“What have you seen?” Mr. Puddles was in no mood for a game of cat and mouse.
“Last night.” Mr. Puddles took a step forward, pushing the cat back against the wall of the dumpster. He thought of the many ways he could make this particular cat’s life uncomfortable. He disliked cats when his brain was in his human body and for some reason he found them even more intolerable once it wasn’t.
“What?” The cat snorted, “You going to rough me up?”
“I’m not going to lie.” Mr. Puddles took another step forward. “The thought has crossed my mind.”
It laughed. “I’ve been roughed up by better than you.” And with that, the cat coughed – hacked really – like there was some bit of food stuck in its throat. He stuck out his paw. “Pardon me.” He managed in-between fits of coughing.
Mr. Puddles stepped back from the cat and waited a ridiculous amount of time, during which he found himself sniffing and snorting through the refuse himself. He was sometimes repulsed by his own dog-like behavior, though at this moment in time, his growling stomach got the better of him.
After his rather lengthy coughing fit, which in the end, produced a hair ball of both undeniable girth and stench, the feline dropped back on his haunches and began cleaning its paws yet again. “So what’s in it for me?”
Mr. Puddles hadn’t considered this option; payment for information leading up to the safe return of one Eugene Frankenstein. “I’m not sure.” He said at length and waited.
The cat made no attempt at a reply, but went right on cleaning it’s sticky paws.
“Well, cat, what is it you would like?”
The cat stopped licking it paws, looked at the dog and smiled. “I thought you would never ask.”
Mr. Puddles rolled his eyes and sat down. “Get on with it.” He barked.
“I want a home.” It said.
That was easier than the terrier had thought it would be. “Done.”
The cat held up his paw. “Hold on.” He said. “Not any home.”
Mr. Puddles was getting anxious and he was sure it was showing.
“I want your home.”
What a tremendous stroke of luck. Not only had Mr. Puddles found a cat with information that could lead him to Eugene, but a new guinea pig for the good doctor to experiment upon. “I couldn’t possibly.” He said.

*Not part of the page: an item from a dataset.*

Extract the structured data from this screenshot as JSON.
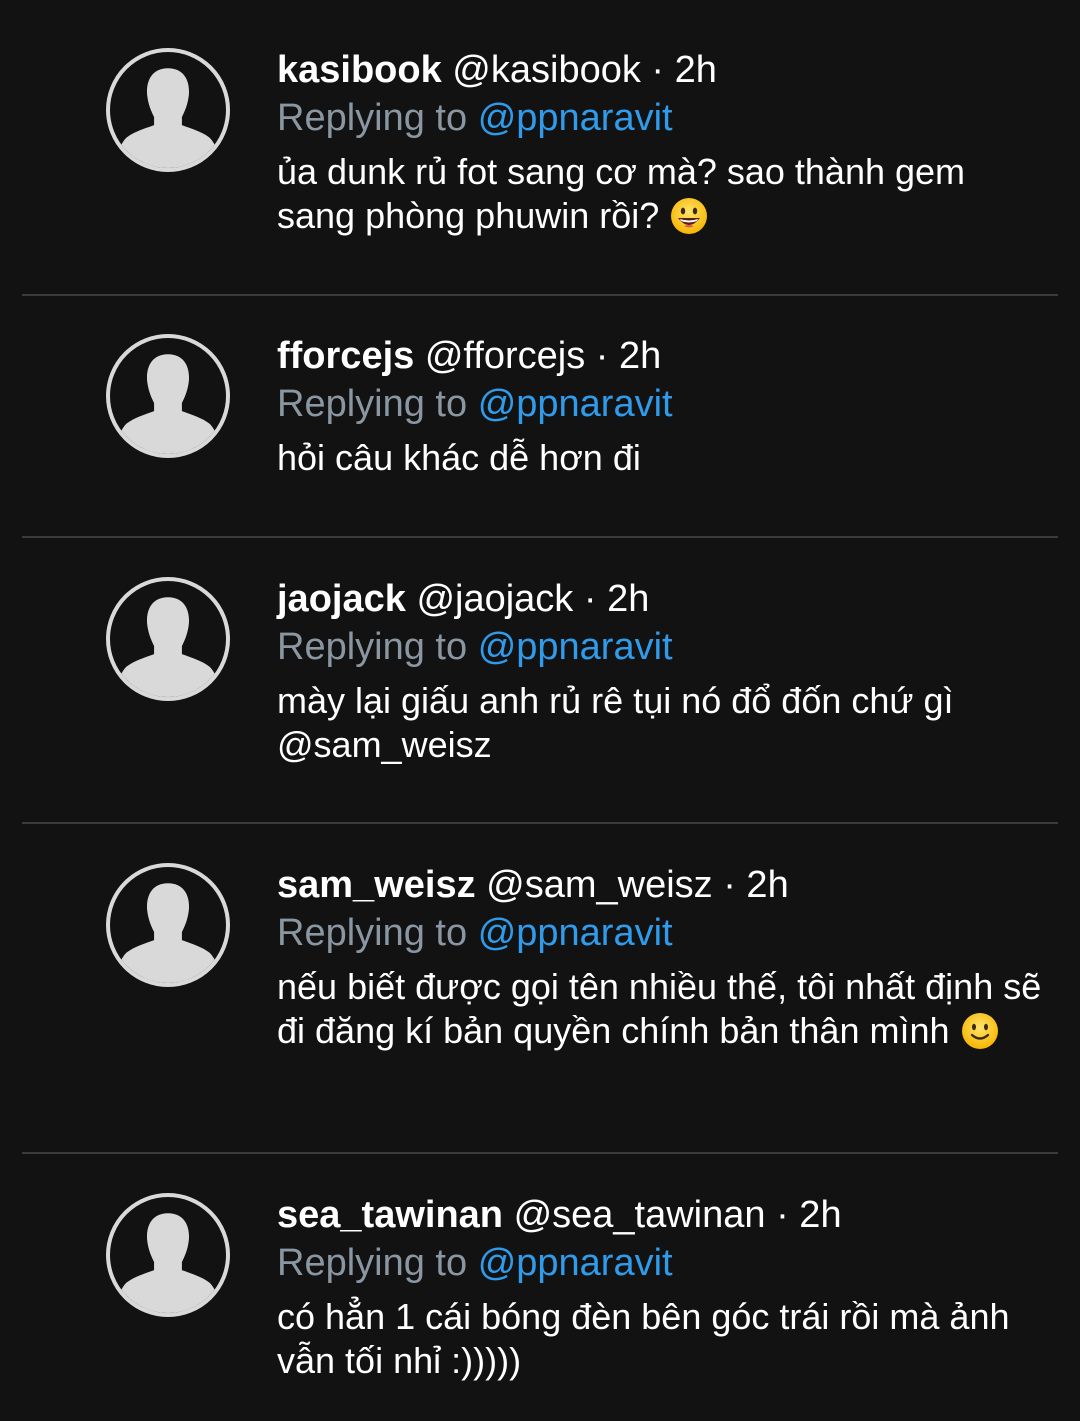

“Then I can’t help you.” The cat responded with an evil snicker.
“Okay.” Mr. Puddles put on his best show of humiliation. “Okay, you got me. You can have my home.”

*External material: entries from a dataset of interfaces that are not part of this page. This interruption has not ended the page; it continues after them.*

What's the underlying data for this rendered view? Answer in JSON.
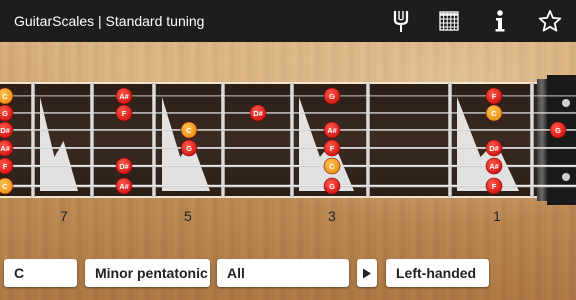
{
  "app": {
    "title": "GuitarScales | Standard tuning"
  },
  "toolbar": {
    "icons": [
      "tuning-fork-icon",
      "chord-grid-icon",
      "info-icon",
      "star-icon"
    ]
  },
  "fret_numbers": [
    {
      "label": "7",
      "fret": 7
    },
    {
      "label": "5",
      "fret": 5
    },
    {
      "label": "3",
      "fret": 3
    },
    {
      "label": "1",
      "fret": 1
    }
  ],
  "notes": [
    {
      "name": "C",
      "string": 1,
      "fret": 8,
      "root": true
    },
    {
      "name": "G",
      "string": 2,
      "fret": 8,
      "root": false
    },
    {
      "name": "D#",
      "string": 3,
      "fret": 8,
      "root": false
    },
    {
      "name": "A#",
      "string": 4,
      "fret": 8,
      "root": false
    },
    {
      "name": "F",
      "string": 5,
      "fret": 8,
      "root": false
    },
    {
      "name": "C",
      "string": 6,
      "fret": 8,
      "root": true
    },
    {
      "name": "A#",
      "string": 1,
      "fret": 6,
      "root": false
    },
    {
      "name": "F",
      "string": 2,
      "fret": 6,
      "root": false
    },
    {
      "name": "D#",
      "string": 5,
      "fret": 6,
      "root": false
    },
    {
      "name": "A#",
      "string": 6,
      "fret": 6,
      "root": false
    },
    {
      "name": "C",
      "string": 3,
      "fret": 5,
      "root": true
    },
    {
      "name": "G",
      "string": 4,
      "fret": 5,
      "root": false
    },
    {
      "name": "D#",
      "string": 2,
      "fret": 4,
      "root": false
    },
    {
      "name": "G",
      "string": 1,
      "fret": 3,
      "root": false
    },
    {
      "name": "A#",
      "string": 3,
      "fret": 3,
      "root": false
    },
    {
      "name": "F",
      "string": 4,
      "fret": 3,
      "root": false
    },
    {
      "name": "C",
      "string": 5,
      "fret": 3,
      "root": true
    },
    {
      "name": "G",
      "string": 6,
      "fret": 3,
      "root": false
    },
    {
      "name": "F",
      "string": 1,
      "fret": 1,
      "root": false
    },
    {
      "name": "C",
      "string": 2,
      "fret": 1,
      "root": true
    },
    {
      "name": "D#",
      "string": 4,
      "fret": 1,
      "root": false
    },
    {
      "name": "A#",
      "string": 5,
      "fret": 1,
      "root": false
    },
    {
      "name": "F",
      "string": 6,
      "fret": 1,
      "root": false
    },
    {
      "name": "G",
      "string": 3,
      "fret": 0,
      "root": false
    }
  ],
  "colors": {
    "note": "#e51616",
    "root_note": "#f0a020",
    "fretboard": "#34261e"
  },
  "controls": {
    "key": "C",
    "scale": "Minor pentatonic",
    "position": "All",
    "play_icon": "play-icon",
    "handedness": "Left-handed"
  }
}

“You sure your family will take me?”
“Most definitely,” Mr. Puddles replied. “Doctor Frankenstein will love you.”
The cat hopped happily into the air, making a funny wheezing sound as he landed. “Excuse me.” He blushed.
Reluctantly, the terrier with a human brain performed the customary action in lieu of a handshake to seal the deal. The two animals sniffed each other’s backsides for a period of time to extend no less than ten, but no more than thirty seconds.
Apparently, even animals find that crossing the line.
“The surest cure for vanity is loneliness.”
– Thomas Wolfe
Unencumbered by the sideshow that was Eugene, Veronica Frankenstein was once again able to continue the lifestyle she missed so dearly. Long lost friends stopped by, with cakes and flowers, giving her their warmest regards and condolences; telling her over tea and tears about what they admired most of her lost boys.
She would accept both their condolences – and their pineapple upside down cake – with a brave smile, and ask them in for a mimosa.
Eventually she would discover that something was missing; her brunches were empty and without solace. In time, she would find an empty glass and her refrigerator in need of orange juice.